Resources for addressing race and racism at home.
What our children believe and how they see the world is shaped by the environment in which they are raised. Children as young as three years old can develop racial biases and preferences just like adults and draw much of what they believe from the shows they watch, the books they read, and the people around them. Exposing your children to diverse viewpoints, people, and stories early on can help them develop key emotional skills, such as empathy and open-mindedness, and build a strong foundation from which to keep learning.
For some parents, talking and thinking about race can be daunting. But not addressing race can be damaging. “The worst conversation adults can have with kids about race is no conversation at all,” says author Jemar Tisby. Children need to learn how to grapple with difficult feelings and question their beliefs before they go to preschool or daycare and interact with people who may or may not look like them. But they need more than books and dolls and television shows. As they age, they’ll look to the adults in their lives for answers. So truly, if we want to address race, we have to start by educating ourselves and modeling the way.

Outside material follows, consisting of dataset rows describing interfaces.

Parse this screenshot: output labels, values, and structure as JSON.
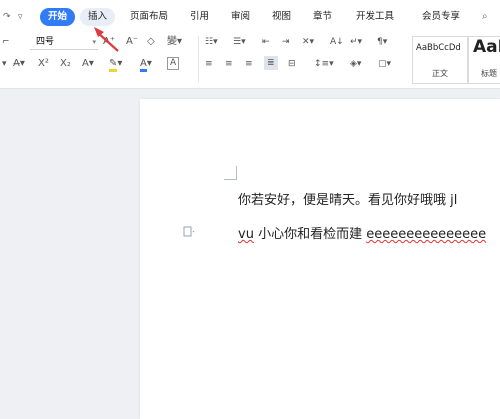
{
  "topbar": {
    "left_icon_1": "redo-icon",
    "left_icon_2": "customize-dropdown-icon",
    "tabs": [
      "开始",
      "插入",
      "页面布局",
      "引用",
      "审阅",
      "视图",
      "章节",
      "开发工具",
      "会员专享"
    ],
    "active_tab": "开始",
    "highlighted_tab": "插入",
    "search_icon": "search-icon"
  },
  "ribbon": {
    "font_size": "四号",
    "font_size_dropdown": "▾",
    "style_normal_sample": "AaBbCcDd",
    "style_normal_label": "正文",
    "style_heading_sample": "AaB",
    "style_heading_label": "标题"
  },
  "document": {
    "line1": "你若安好，便是晴天。看见你好哦哦 jl",
    "line2_part1": "vu",
    "line2_part2": " 小心你和看检而建 ",
    "line2_part3": "eeeeeeeeeeeeeee"
  },
  "colors": {
    "accent": "#2f7cf6",
    "arrow": "#e0393e",
    "spell_underline": "#d33"
  }
}
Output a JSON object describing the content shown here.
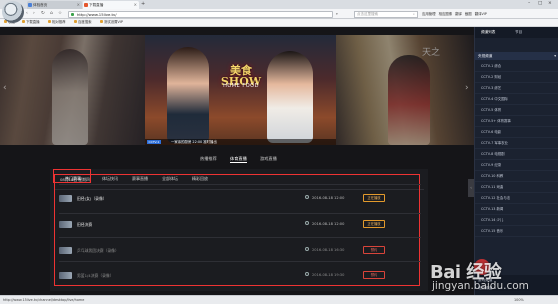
{
  "browser": {
    "tabs": [
      {
        "label": "体验首页"
      },
      {
        "label": "下载直播"
      }
    ],
    "new_tab": "+",
    "url": "http://www.15live.tv/",
    "search_placeholder": "点击这里搜索",
    "ext_buttons": [
      "应用管理",
      "相应图像",
      "翻译",
      "截图",
      "翻译VIP"
    ],
    "bookmarks": [
      "收藏",
      "下载直播",
      "相对推荐",
      "百度搜索",
      "测试设置VIP"
    ]
  },
  "hero": {
    "caption_channel": "CCTV-1",
    "caption": "一家亲的厨房 22:00 准时播出",
    "show_logo": "美食SHOW",
    "show_sub": "HOME FOOD",
    "right_calligraphy": "天之"
  },
  "section_tabs": [
    {
      "label": "热播推荐",
      "active": false
    },
    {
      "label": "体育直播",
      "active": true
    },
    {
      "label": "游戏直播",
      "active": false
    }
  ],
  "subtabs": [
    {
      "label": "热门赛事",
      "active": true
    },
    {
      "label": "体坛快讯",
      "active": false
    },
    {
      "label": "赛事直播",
      "active": false
    },
    {
      "label": "全部体坛",
      "active": false
    },
    {
      "label": "精彩回放",
      "active": false
    }
  ],
  "schedule": {
    "date": "08月18日 星期四",
    "rows": [
      {
        "title": "田径(女)（录像）",
        "time": "2016-08-18 12:00",
        "button": "正在播放",
        "booked": false
      },
      {
        "title": "田径决赛",
        "time": "2016-08-18 12:00",
        "button": "正在播放",
        "booked": false
      },
      {
        "title": "乒乓球男团决赛（录像）",
        "time": "2016-08-18 16:30",
        "button": "预约",
        "booked": true
      },
      {
        "title": "男篮1/4决赛（录像）",
        "time": "2016-08-18 19:30",
        "button": "预约",
        "booked": true
      }
    ]
  },
  "sidebar": {
    "top_tabs": [
      "频道列表",
      "节目"
    ],
    "section": "央视频道",
    "channels": [
      "CCTV-1 综合",
      "CCTV-2 财经",
      "CCTV-3 综艺",
      "CCTV-4 中文国际",
      "CCTV-5 体育",
      "CCTV-5+ 体育赛事",
      "CCTV-6 电影",
      "CCTV-7 军事农业",
      "CCTV-8 电视剧",
      "CCTV-9 纪录",
      "CCTV-10 科教",
      "CCTV-11 戏曲",
      "CCTV-12 社会与法",
      "CCTV-13 新闻",
      "CCTV-14 少儿",
      "CCTV-15 音乐"
    ],
    "bottom": [
      "游戏频道",
      "地方频道"
    ]
  },
  "statusbar": {
    "url": "http://www.15live.tv/channel/desktop/live/home",
    "zoom": "100%"
  },
  "watermark": {
    "baidu": "Bai 经验",
    "site": "jingyan.baidu.com"
  }
}
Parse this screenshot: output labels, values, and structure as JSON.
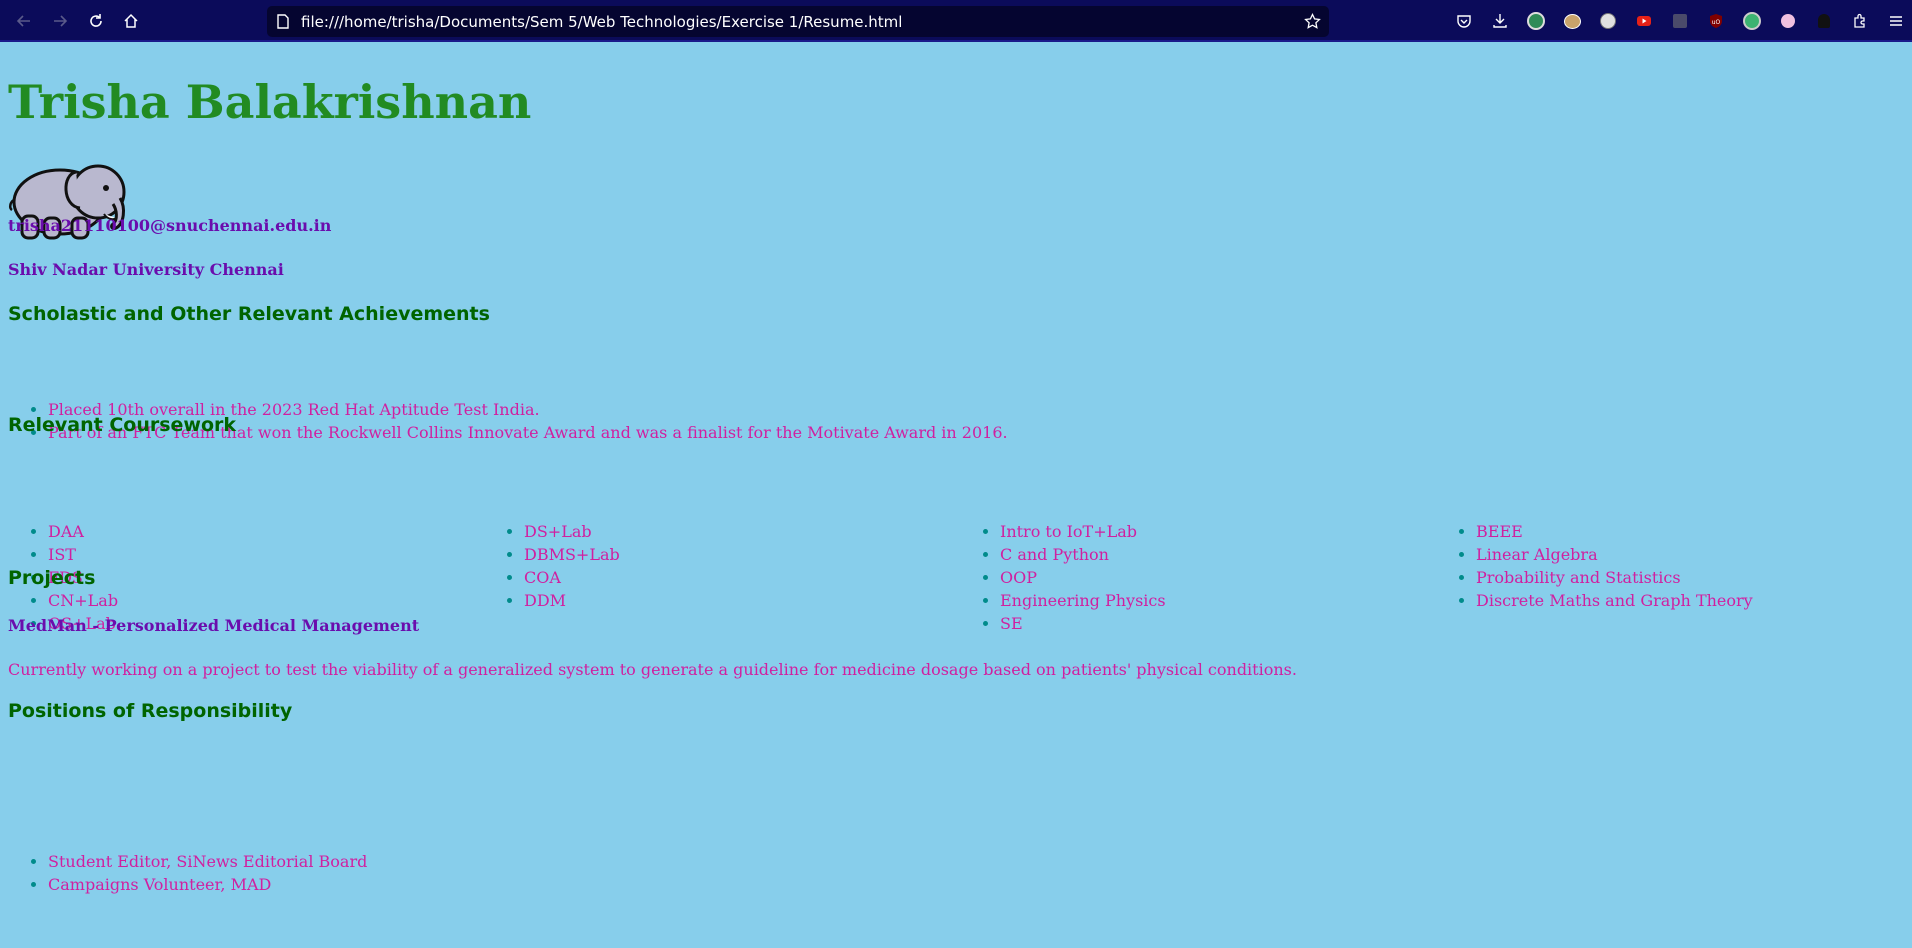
{
  "browser": {
    "url": "file:///home/trisha/Documents/Sem 5/Web Technologies/Exercise 1/Resume.html",
    "icons": {
      "back": "arrow-left-icon",
      "forward": "arrow-right-icon",
      "reload": "reload-icon",
      "home": "home-icon",
      "page": "page-icon",
      "bookmark": "star-icon"
    },
    "toolbar_icons": [
      "pocket-icon",
      "download-icon",
      "extension-1-icon",
      "extension-2-icon",
      "extension-3-icon",
      "youtube-icon",
      "extension-5-icon",
      "ublock-icon",
      "extension-7-icon",
      "extension-8-icon",
      "extension-9-icon",
      "extensions-icon",
      "menu-icon"
    ]
  },
  "resume": {
    "name": "Trisha Balakrishnan",
    "avatar": "elephant-image",
    "email": "trisha21110100@snuchennai.edu.in",
    "university": "Shiv Nadar University Chennai",
    "achievements": {
      "heading": "Scholastic and Other Relevant Achievements",
      "items": [
        "Placed 10th overall in the 2023 Red Hat Aptitude Test India.",
        "Part of an FTC Team that won the Rockwell Collins Innovate Award and was a finalist for the Motivate Award in 2016."
      ]
    },
    "coursework": {
      "heading": "Relevant Coursework",
      "columns": [
        [
          "DAA",
          "IST",
          "FDS",
          "CN+Lab",
          "OS+Lab"
        ],
        [
          "DS+Lab",
          "DBMS+Lab",
          "COA",
          "DDM"
        ],
        [
          "Intro to IoT+Lab",
          "C and Python",
          "OOP",
          "Engineering Physics",
          "SE"
        ],
        [
          "BEEE",
          "Linear Algebra",
          "Probability and Statistics",
          "Discrete Maths and Graph Theory"
        ]
      ]
    },
    "projects": {
      "heading": "Projects",
      "title": "MedMan - Personalized Medical Management",
      "description": "Currently working on a project to test the viability of a generalized system to generate a guideline for medicine dosage based on patients' physical conditions."
    },
    "positions": {
      "heading": "Positions of Responsibility",
      "items": [
        "Student Editor, SiNews Editorial Board",
        "Campaigns Volunteer, MAD"
      ]
    }
  },
  "colors": {
    "background": "#87ceeb",
    "name": "#228b22",
    "heading": "#006400",
    "info": "#6a0dad",
    "text": "#d020a0",
    "bullet": "#008b8b",
    "toolbar": "#0b0b5a"
  }
}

We’ve compiled a list of resources from experts surrounding race and racial justice.
- Implicit bias in early childhood
- Racial disparities and preschool
- Learning racism
- On self-care and grief
Educating our children:
- How to help reverse negative prejudice in children
- A letter to my son from Ta-Nehisi Coates
- Talking about race with kids
- Talking to children about racial bias
Books to Read to Your Children:
0-3 years old:
- Antiracist baby by Ibram X. Kendi (board book available June 16)
- Ruby Bridges Goes to School
- The Snowy Day by Ezra Jack Keats
3-5 years old:
- Something Happening in Our Town by Marianne Celano, Marietta Collins, Ann Hazzard, Jennifer Zivoin
- Hair Love by Matthew Cherry
- We’re Different, We’re the Same (Sesame Street)
- The Day You Begin by Jacqueline Woodson
- Saturday by Oge Mora